◆ **The task**:
Would you copy every line of the listing below that includes the word "many"?

◆ **Data excerpts**:
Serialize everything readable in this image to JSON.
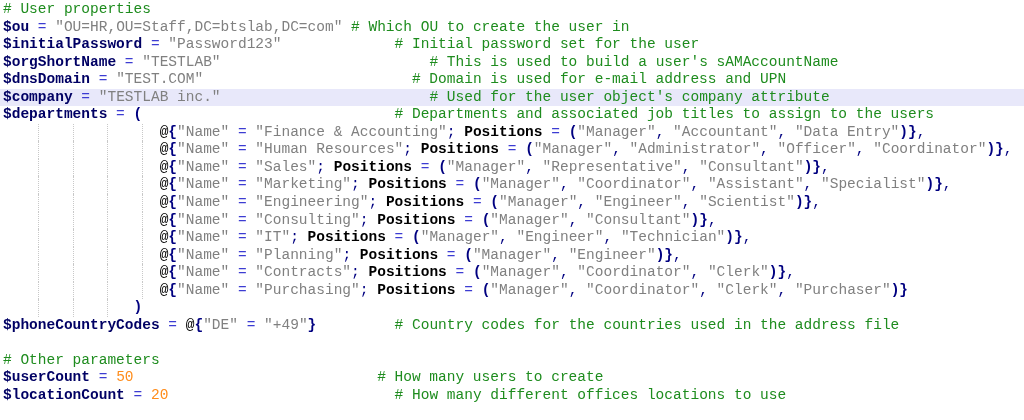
{
  "editor": {
    "lines": [
      {
        "kind": "code",
        "current": false,
        "comment": "# User properties"
      },
      {
        "kind": "code",
        "current": false,
        "code": [
          {
            "kind": "variable",
            "text": "$ou"
          },
          {
            "kind": "operator",
            "text": " = "
          },
          {
            "kind": "string",
            "text": "\"OU=HR,OU=Staff,DC=btslab,DC=com\""
          }
        ],
        "comment": "# Which OU to create the user in"
      },
      {
        "kind": "code",
        "current": false,
        "code": [
          {
            "kind": "variable",
            "text": "$initialPassword"
          },
          {
            "kind": "operator",
            "text": " = "
          },
          {
            "kind": "string",
            "text": "\"Password123\""
          }
        ],
        "comment": "# Initial password set for the user"
      },
      {
        "kind": "code",
        "current": false,
        "code": [
          {
            "kind": "variable",
            "text": "$orgShortName"
          },
          {
            "kind": "operator",
            "text": " = "
          },
          {
            "kind": "string",
            "text": "\"TESTLAB\""
          }
        ],
        "comment": "# This is used to build a user's sAMAccountName"
      },
      {
        "kind": "code",
        "current": false,
        "code": [
          {
            "kind": "variable",
            "text": "$dnsDomain"
          },
          {
            "kind": "operator",
            "text": " = "
          },
          {
            "kind": "string",
            "text": "\"TEST.COM\""
          }
        ],
        "comment": "# Domain is used for e-mail address and UPN"
      },
      {
        "kind": "code",
        "current": true,
        "code": [
          {
            "kind": "variable",
            "text": "$company"
          },
          {
            "kind": "operator",
            "text": " = "
          },
          {
            "kind": "string",
            "text": "\"TESTLAB inc.\""
          }
        ],
        "comment": "# Used for the user object's company attribute"
      },
      {
        "kind": "code",
        "current": false,
        "code": [
          {
            "kind": "variable",
            "text": "$departments"
          },
          {
            "kind": "operator",
            "text": " = "
          },
          {
            "kind": "bracket",
            "text": "("
          }
        ],
        "comment": "# Departments and associated job titles to assign to the users"
      },
      {
        "kind": "entry",
        "current": false,
        "code": [
          {
            "kind": "at",
            "text": "@"
          },
          {
            "kind": "bracket",
            "text": "{"
          },
          {
            "kind": "string",
            "text": "\"Name\""
          },
          {
            "kind": "operator",
            "text": " = "
          },
          {
            "kind": "string",
            "text": "\"Finance & Accounting\""
          },
          {
            "kind": "punct",
            "text": "; "
          },
          {
            "kind": "keyword",
            "text": "Positions"
          },
          {
            "kind": "operator",
            "text": " = "
          },
          {
            "kind": "bracket",
            "text": "("
          },
          {
            "kind": "string",
            "text": "\"Manager\""
          },
          {
            "kind": "punct",
            "text": ", "
          },
          {
            "kind": "string",
            "text": "\"Accountant\""
          },
          {
            "kind": "punct",
            "text": ", "
          },
          {
            "kind": "string",
            "text": "\"Data Entry\""
          },
          {
            "kind": "bracket",
            "text": ")}"
          },
          {
            "kind": "punct",
            "text": ","
          }
        ]
      },
      {
        "kind": "entry",
        "current": false,
        "code": [
          {
            "kind": "at",
            "text": "@"
          },
          {
            "kind": "bracket",
            "text": "{"
          },
          {
            "kind": "string",
            "text": "\"Name\""
          },
          {
            "kind": "operator",
            "text": " = "
          },
          {
            "kind": "string",
            "text": "\"Human Resources\""
          },
          {
            "kind": "punct",
            "text": "; "
          },
          {
            "kind": "keyword",
            "text": "Positions"
          },
          {
            "kind": "operator",
            "text": " = "
          },
          {
            "kind": "bracket",
            "text": "("
          },
          {
            "kind": "string",
            "text": "\"Manager\""
          },
          {
            "kind": "punct",
            "text": ", "
          },
          {
            "kind": "string",
            "text": "\"Administrator\""
          },
          {
            "kind": "punct",
            "text": ", "
          },
          {
            "kind": "string",
            "text": "\"Officer\""
          },
          {
            "kind": "punct",
            "text": ", "
          },
          {
            "kind": "string",
            "text": "\"Coordinator\""
          },
          {
            "kind": "bracket",
            "text": ")}"
          },
          {
            "kind": "punct",
            "text": ","
          }
        ]
      },
      {
        "kind": "entry",
        "current": false,
        "code": [
          {
            "kind": "at",
            "text": "@"
          },
          {
            "kind": "bracket",
            "text": "{"
          },
          {
            "kind": "string",
            "text": "\"Name\""
          },
          {
            "kind": "operator",
            "text": " = "
          },
          {
            "kind": "string",
            "text": "\"Sales\""
          },
          {
            "kind": "punct",
            "text": "; "
          },
          {
            "kind": "keyword",
            "text": "Positions"
          },
          {
            "kind": "operator",
            "text": " = "
          },
          {
            "kind": "bracket",
            "text": "("
          },
          {
            "kind": "string",
            "text": "\"Manager\""
          },
          {
            "kind": "punct",
            "text": ", "
          },
          {
            "kind": "string",
            "text": "\"Representative\""
          },
          {
            "kind": "punct",
            "text": ", "
          },
          {
            "kind": "string",
            "text": "\"Consultant\""
          },
          {
            "kind": "bracket",
            "text": ")}"
          },
          {
            "kind": "punct",
            "text": ","
          }
        ]
      },
      {
        "kind": "entry",
        "current": false,
        "code": [
          {
            "kind": "at",
            "text": "@"
          },
          {
            "kind": "bracket",
            "text": "{"
          },
          {
            "kind": "string",
            "text": "\"Name\""
          },
          {
            "kind": "operator",
            "text": " = "
          },
          {
            "kind": "string",
            "text": "\"Marketing\""
          },
          {
            "kind": "punct",
            "text": "; "
          },
          {
            "kind": "keyword",
            "text": "Positions"
          },
          {
            "kind": "operator",
            "text": " = "
          },
          {
            "kind": "bracket",
            "text": "("
          },
          {
            "kind": "string",
            "text": "\"Manager\""
          },
          {
            "kind": "punct",
            "text": ", "
          },
          {
            "kind": "string",
            "text": "\"Coordinator\""
          },
          {
            "kind": "punct",
            "text": ", "
          },
          {
            "kind": "string",
            "text": "\"Assistant\""
          },
          {
            "kind": "punct",
            "text": ", "
          },
          {
            "kind": "string",
            "text": "\"Specialist\""
          },
          {
            "kind": "bracket",
            "text": ")}"
          },
          {
            "kind": "punct",
            "text": ","
          }
        ]
      },
      {
        "kind": "entry",
        "current": false,
        "code": [
          {
            "kind": "at",
            "text": "@"
          },
          {
            "kind": "bracket",
            "text": "{"
          },
          {
            "kind": "string",
            "text": "\"Name\""
          },
          {
            "kind": "operator",
            "text": " = "
          },
          {
            "kind": "string",
            "text": "\"Engineering\""
          },
          {
            "kind": "punct",
            "text": "; "
          },
          {
            "kind": "keyword",
            "text": "Positions"
          },
          {
            "kind": "operator",
            "text": " = "
          },
          {
            "kind": "bracket",
            "text": "("
          },
          {
            "kind": "string",
            "text": "\"Manager\""
          },
          {
            "kind": "punct",
            "text": ", "
          },
          {
            "kind": "string",
            "text": "\"Engineer\""
          },
          {
            "kind": "punct",
            "text": ", "
          },
          {
            "kind": "string",
            "text": "\"Scientist\""
          },
          {
            "kind": "bracket",
            "text": ")}"
          },
          {
            "kind": "punct",
            "text": ","
          }
        ]
      },
      {
        "kind": "entry",
        "current": false,
        "code": [
          {
            "kind": "at",
            "text": "@"
          },
          {
            "kind": "bracket",
            "text": "{"
          },
          {
            "kind": "string",
            "text": "\"Name\""
          },
          {
            "kind": "operator",
            "text": " = "
          },
          {
            "kind": "string",
            "text": "\"Consulting\""
          },
          {
            "kind": "punct",
            "text": "; "
          },
          {
            "kind": "keyword",
            "text": "Positions"
          },
          {
            "kind": "operator",
            "text": " = "
          },
          {
            "kind": "bracket",
            "text": "("
          },
          {
            "kind": "string",
            "text": "\"Manager\""
          },
          {
            "kind": "punct",
            "text": ", "
          },
          {
            "kind": "string",
            "text": "\"Consultant\""
          },
          {
            "kind": "bracket",
            "text": ")}"
          },
          {
            "kind": "punct",
            "text": ","
          }
        ]
      },
      {
        "kind": "entry",
        "current": false,
        "code": [
          {
            "kind": "at",
            "text": "@"
          },
          {
            "kind": "bracket",
            "text": "{"
          },
          {
            "kind": "string",
            "text": "\"Name\""
          },
          {
            "kind": "operator",
            "text": " = "
          },
          {
            "kind": "string",
            "text": "\"IT\""
          },
          {
            "kind": "punct",
            "text": "; "
          },
          {
            "kind": "keyword",
            "text": "Positions"
          },
          {
            "kind": "operator",
            "text": " = "
          },
          {
            "kind": "bracket",
            "text": "("
          },
          {
            "kind": "string",
            "text": "\"Manager\""
          },
          {
            "kind": "punct",
            "text": ", "
          },
          {
            "kind": "string",
            "text": "\"Engineer\""
          },
          {
            "kind": "punct",
            "text": ", "
          },
          {
            "kind": "string",
            "text": "\"Technician\""
          },
          {
            "kind": "bracket",
            "text": ")}"
          },
          {
            "kind": "punct",
            "text": ","
          }
        ]
      },
      {
        "kind": "entry",
        "current": false,
        "code": [
          {
            "kind": "at",
            "text": "@"
          },
          {
            "kind": "bracket",
            "text": "{"
          },
          {
            "kind": "string",
            "text": "\"Name\""
          },
          {
            "kind": "operator",
            "text": " = "
          },
          {
            "kind": "string",
            "text": "\"Planning\""
          },
          {
            "kind": "punct",
            "text": "; "
          },
          {
            "kind": "keyword",
            "text": "Positions"
          },
          {
            "kind": "operator",
            "text": " = "
          },
          {
            "kind": "bracket",
            "text": "("
          },
          {
            "kind": "string",
            "text": "\"Manager\""
          },
          {
            "kind": "punct",
            "text": ", "
          },
          {
            "kind": "string",
            "text": "\"Engineer\""
          },
          {
            "kind": "bracket",
            "text": ")}"
          },
          {
            "kind": "punct",
            "text": ","
          }
        ]
      },
      {
        "kind": "entry",
        "current": false,
        "code": [
          {
            "kind": "at",
            "text": "@"
          },
          {
            "kind": "bracket",
            "text": "{"
          },
          {
            "kind": "string",
            "text": "\"Name\""
          },
          {
            "kind": "operator",
            "text": " = "
          },
          {
            "kind": "string",
            "text": "\"Contracts\""
          },
          {
            "kind": "punct",
            "text": "; "
          },
          {
            "kind": "keyword",
            "text": "Positions"
          },
          {
            "kind": "operator",
            "text": " = "
          },
          {
            "kind": "bracket",
            "text": "("
          },
          {
            "kind": "string",
            "text": "\"Manager\""
          },
          {
            "kind": "punct",
            "text": ", "
          },
          {
            "kind": "string",
            "text": "\"Coordinator\""
          },
          {
            "kind": "punct",
            "text": ", "
          },
          {
            "kind": "string",
            "text": "\"Clerk\""
          },
          {
            "kind": "bracket",
            "text": ")}"
          },
          {
            "kind": "punct",
            "text": ","
          }
        ]
      },
      {
        "kind": "entry",
        "current": false,
        "code": [
          {
            "kind": "at",
            "text": "@"
          },
          {
            "kind": "bracket",
            "text": "{"
          },
          {
            "kind": "string",
            "text": "\"Name\""
          },
          {
            "kind": "operator",
            "text": " = "
          },
          {
            "kind": "string",
            "text": "\"Purchasing\""
          },
          {
            "kind": "punct",
            "text": "; "
          },
          {
            "kind": "keyword",
            "text": "Positions"
          },
          {
            "kind": "operator",
            "text": " = "
          },
          {
            "kind": "bracket",
            "text": "("
          },
          {
            "kind": "string",
            "text": "\"Manager\""
          },
          {
            "kind": "punct",
            "text": ", "
          },
          {
            "kind": "string",
            "text": "\"Coordinator\""
          },
          {
            "kind": "punct",
            "text": ", "
          },
          {
            "kind": "string",
            "text": "\"Clerk\""
          },
          {
            "kind": "punct",
            "text": ", "
          },
          {
            "kind": "string",
            "text": "\"Purchaser\""
          },
          {
            "kind": "bracket",
            "text": ")}"
          }
        ]
      },
      {
        "kind": "close",
        "current": false,
        "code": [
          {
            "kind": "bracket",
            "text": ")"
          }
        ]
      },
      {
        "kind": "code",
        "current": false,
        "code": [
          {
            "kind": "variable",
            "text": "$phoneCountryCodes"
          },
          {
            "kind": "operator",
            "text": " = "
          },
          {
            "kind": "at",
            "text": "@"
          },
          {
            "kind": "bracket",
            "text": "{"
          },
          {
            "kind": "string",
            "text": "\"DE\""
          },
          {
            "kind": "operator",
            "text": " = "
          },
          {
            "kind": "string",
            "text": "\"+49\""
          },
          {
            "kind": "bracket",
            "text": "}"
          }
        ],
        "comment": "# Country codes for the countries used in the address file"
      },
      {
        "kind": "blank",
        "current": false
      },
      {
        "kind": "code",
        "current": false,
        "comment": "# Other parameters"
      },
      {
        "kind": "code",
        "current": false,
        "code": [
          {
            "kind": "variable",
            "text": "$userCount"
          },
          {
            "kind": "operator",
            "text": " = "
          },
          {
            "kind": "number",
            "text": "50"
          }
        ],
        "comment": "# How many users to create"
      },
      {
        "kind": "code",
        "current": false,
        "code": [
          {
            "kind": "variable",
            "text": "$locationCount"
          },
          {
            "kind": "operator",
            "text": " = "
          },
          {
            "kind": "number",
            "text": "20"
          }
        ],
        "comment": "# How many different offices locations to use"
      }
    ]
  }
}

◆ **Response to the exercise**:
        "comment": "# How many users to create"
        "comment": "# How many different offices locations to use"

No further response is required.